Parties 154
Depositary Secretary-General of the United Nations
Languages Arabic, Chinese, English, French, Russian, Spanish

The Rotterdam Convention (formally, the Rotterdam Convention on the Prior Informed Consent Procedure for Certain Hazardous Chemicals and Pesticides in International Trade) is a multilateral treaty to promote shared responsibilities in relation to importation of hazardous chemicals. The convention promotes open exchange of information and calls on exporters of hazardous chemicals to use proper labeling, include directions on safe handling, and inform purchasers of any known restrictions or bans. Signatory nations can decide whether to allow or ban the importation of chemicals listed in the treaty, and exporting countries are obliged to make sure that producers within their jurisdiction comply.

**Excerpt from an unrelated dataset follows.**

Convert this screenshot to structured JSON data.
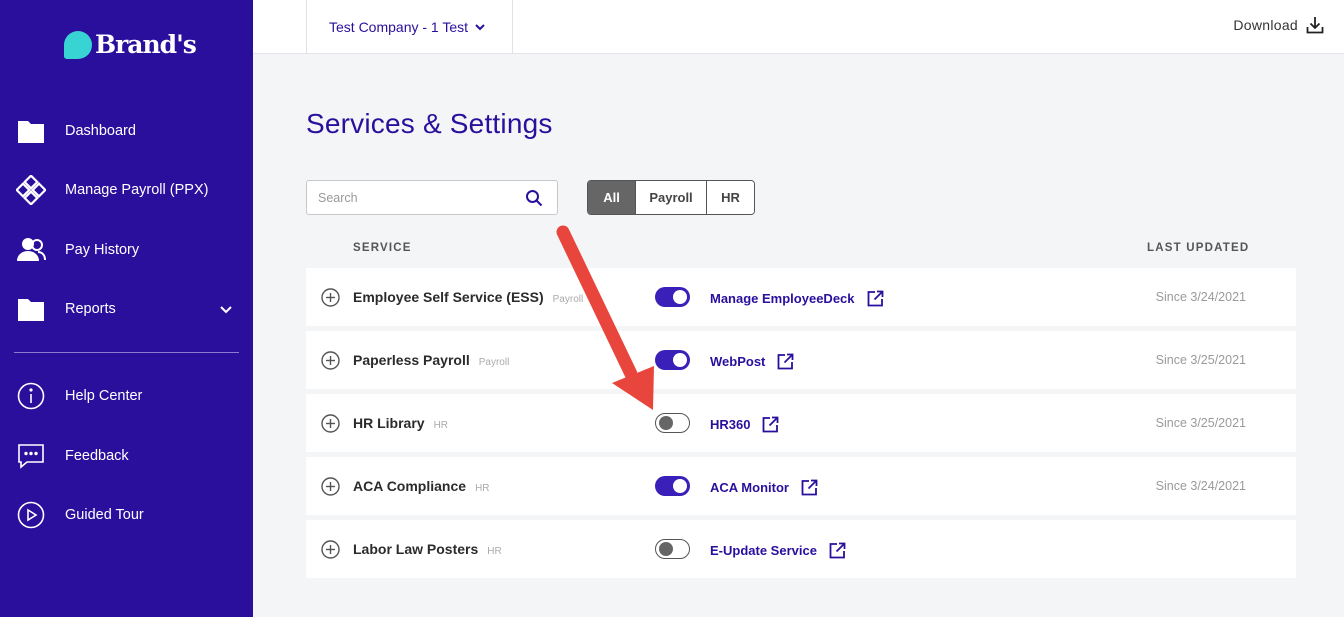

The sixth meeting of the Rotterdam Conference[1] was held from 28 April to 10 May 2013 in Geneva, Switzerland.

Substances covered under the Convention[edit]

Substances proposed for addition to the Convention[edit]

The Chemical Review Committee of the Rotterdam Convention decided in October 2012[2] to recommend to the Conference of the parties meeting in April/May 2013 that it consider the listing of the following chemicals, including a severely hazardous pesticide formulation, in Annex III to the Convention:

State parties[edit]

As of September 2013, the convention had 154 parties, which includes 153 states and the European Union. Non-member states include the United States, Turkey, Tunisia, Iraq, and Angola.

Canada's controversial stand on chrysotile in 2011[edit]

At the 2011 meeting of the Rotterdam Convention in Geneva, the Canadian delegation surprised many with a refusal to allow the addition of chrysotile asbestos fibers to the Rotterdam Convention.[3][4][5][6] Hearings are scheduled in the EU in the near future to evaluate the position of Canada and decide on the possibility of a punitive course of action.[7][8][9]

In continuing its objection, Canada is the only G8 country objecting to the listing. Kyrgyzstan, Kazakhstan and Ukraine also objected. Vietnam had also raised an objection, but missed a follow-up meeting on the issue.[10] In taking its position, the Canadian Government contrasted with India, which withdrew its long-standing objection to the addition of chrysotile to the list just prior to the 2011 conference.[11]

Numerous non-governmental organizations have publicly expressed criticism of Canada's decision to block this addition.[12][13][14][15][16]

In September 2012, Canadian Industry minister Christian Paradis announced the Canadian government would no longer oppose inclusion of chrysotile in the convention.[17]

See also[edit]

References[edit]

External links[edit]